Three Nobel Prizes have already been announced this week, and Thomson Reuters, which has "accurately forecast 35 winners since 2002," failed to predict any of the new laureates. The well-respected firm "mines scientific research citations to identify the most influential researchers in the fields of chemistry, physics, medicine, and economics." Next week's announcement by the Royal Swedish Academy of Sciences of the prize in Economics offers a chance for Thomson Reuters to save face.
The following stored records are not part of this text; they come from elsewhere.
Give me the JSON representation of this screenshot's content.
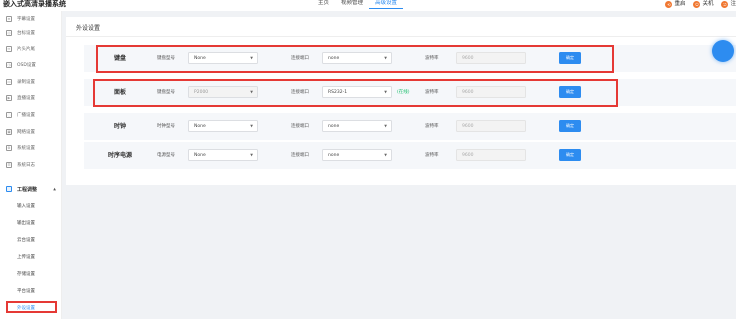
{
  "header": {
    "app_title": "嵌入式高清录播系统",
    "nav": [
      "主页",
      "视频管理",
      "高级设置"
    ],
    "active_nav": 2,
    "actions": [
      {
        "label": "重启",
        "icon": "restart-icon",
        "color": "#f07832"
      },
      {
        "label": "关机",
        "icon": "power-icon",
        "color": "#f07832"
      },
      {
        "label": "注",
        "icon": "logout-icon",
        "color": "#f07832"
      }
    ]
  },
  "sidebar": {
    "items": [
      {
        "label": "字幕设置",
        "icon": "subtitle-icon"
      },
      {
        "label": "台标设置",
        "icon": "logo-icon"
      },
      {
        "label": "片头片尾",
        "icon": "clip-icon"
      },
      {
        "label": "OSD设置",
        "icon": "osd-icon"
      },
      {
        "label": "录制设置",
        "icon": "record-icon"
      },
      {
        "label": "直播设置",
        "icon": "live-icon"
      },
      {
        "label": "广播设置",
        "icon": "broadcast-icon"
      },
      {
        "label": "网络设置",
        "icon": "network-icon"
      },
      {
        "label": "系统设置",
        "icon": "system-icon"
      },
      {
        "label": "系统日志",
        "icon": "log-icon"
      }
    ],
    "group": {
      "label": "工程调整",
      "arrow": "▲"
    },
    "sub_items": [
      "输入设置",
      "输出设置",
      "云台设置",
      "上传设置",
      "存储设置",
      "平台设置",
      "外设设置"
    ],
    "active_sub": 6
  },
  "panel": {
    "title": "外设设置",
    "rows": [
      {
        "label": "键盘",
        "type_label": "键盘型号",
        "type_value": "None",
        "port_label": "连接端口",
        "port_value": "none",
        "status": "",
        "baud_label": "波特率",
        "baud_value": "9600",
        "button": "确定",
        "type_disabled": false
      },
      {
        "label": "面板",
        "type_label": "键盘型号",
        "type_value": "P2000",
        "port_label": "连接端口",
        "port_value": "RS232-1",
        "status": "(在线)",
        "baud_label": "波特率",
        "baud_value": "9600",
        "button": "确定",
        "type_disabled": true
      },
      {
        "label": "时钟",
        "type_label": "时钟型号",
        "type_value": "None",
        "port_label": "连接端口",
        "port_value": "none",
        "status": "",
        "baud_label": "波特率",
        "baud_value": "9600",
        "button": "确定",
        "type_disabled": false
      },
      {
        "label": "时序电源",
        "type_label": "电源型号",
        "type_value": "None",
        "port_label": "连接端口",
        "port_value": "none",
        "status": "",
        "baud_label": "波特率",
        "baud_value": "9600",
        "button": "确定",
        "type_disabled": false
      }
    ]
  }
}
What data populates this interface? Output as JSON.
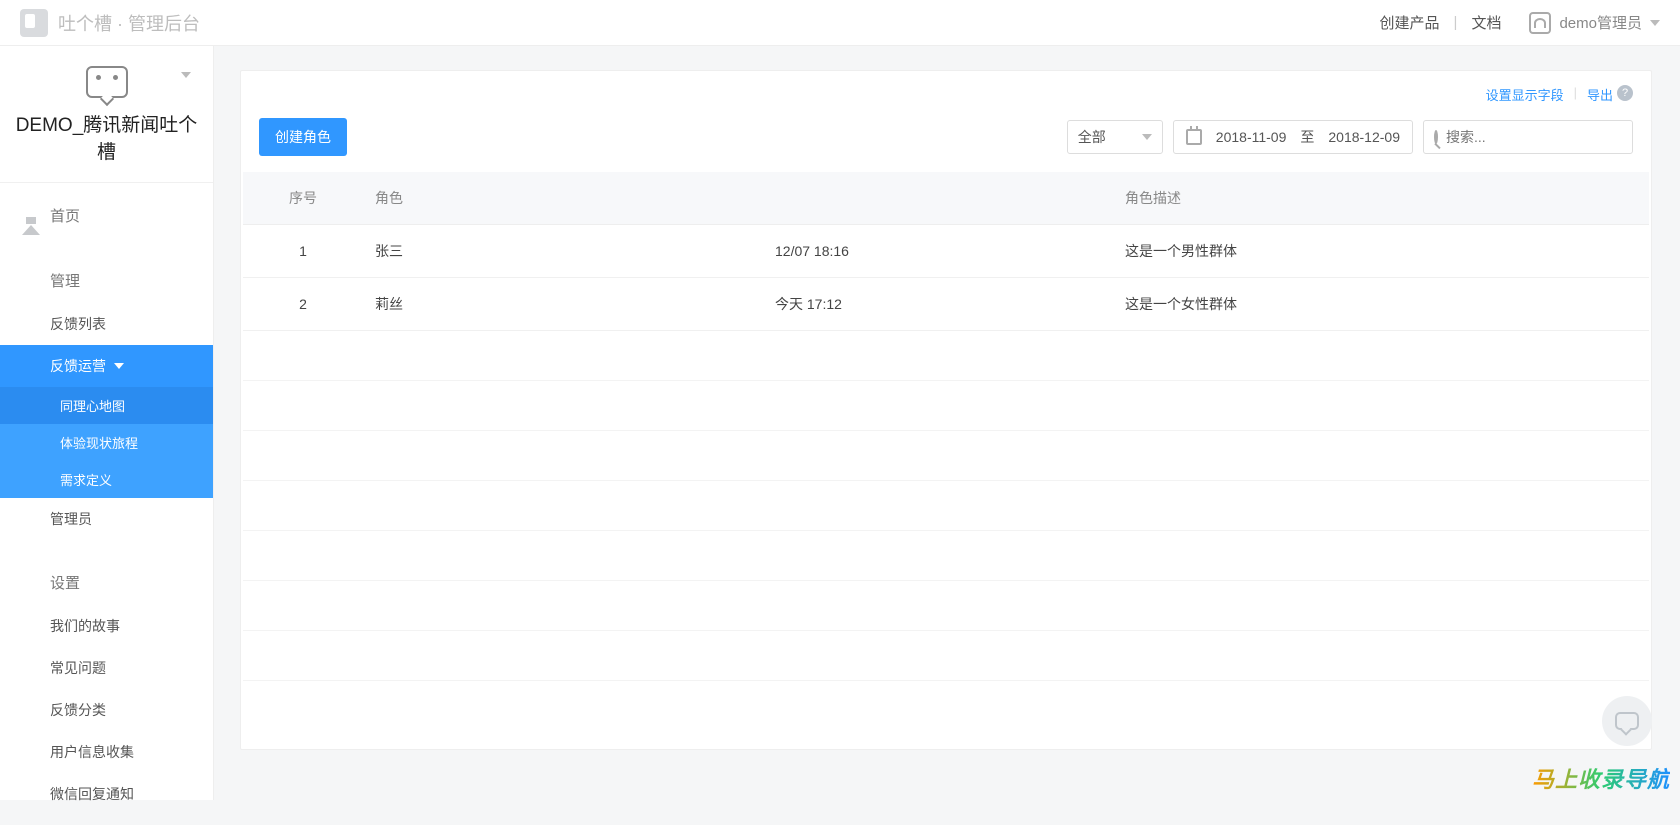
{
  "header": {
    "brand": "吐个槽 · 管理后台",
    "create_product": "创建产品",
    "docs": "文档",
    "username": "demo管理员"
  },
  "sidebar": {
    "project_name": "DEMO_腾讯新闻吐个槽",
    "home": "首页",
    "manage": "管理",
    "manage_items": {
      "feedback_list": "反馈列表",
      "feedback_ops": "反馈运营",
      "sub": {
        "empathy_map": "同理心地图",
        "experience_journey": "体验现状旅程",
        "requirement_def": "需求定义"
      },
      "admin": "管理员"
    },
    "settings": "设置",
    "settings_items": {
      "our_story": "我们的故事",
      "faq": "常见问题",
      "feedback_category": "反馈分类",
      "user_info_collect": "用户信息收集",
      "wechat_reply_notify": "微信回复通知"
    }
  },
  "panel": {
    "set_display_fields": "设置显示字段",
    "export": "导出",
    "create_role": "创建角色",
    "filter_all": "全部",
    "date_from": "2018-11-09",
    "date_to_label": "至",
    "date_to": "2018-12-09",
    "search_placeholder": "搜索..."
  },
  "table": {
    "columns": {
      "index": "序号",
      "role": "角色",
      "desc": "角色描述"
    },
    "rows": [
      {
        "index": "1",
        "role": "张三",
        "time": "12/07 18:16",
        "desc": "这是一个男性群体"
      },
      {
        "index": "2",
        "role": "莉丝",
        "time": "今天 17:12",
        "desc": "这是一个女性群体"
      }
    ]
  },
  "watermark": "马上收录导航"
}
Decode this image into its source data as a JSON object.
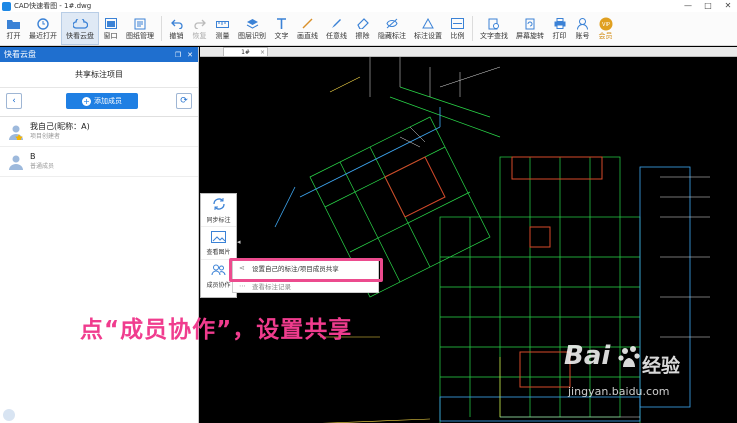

But even so prominent a handicapper, with a significant financial stake in the accuracy of its predictions, dares not predict the winners of the prizes in literature and peace, which have been awarded since 1901. Why?
Oddly enough, writes Michael Valdez Moses, for an institution so addicted to rigid ideas and authoritarian personalities, the judgment behind the awarding of the Nobel Prize in literature is an exercise in the subjective theory of value.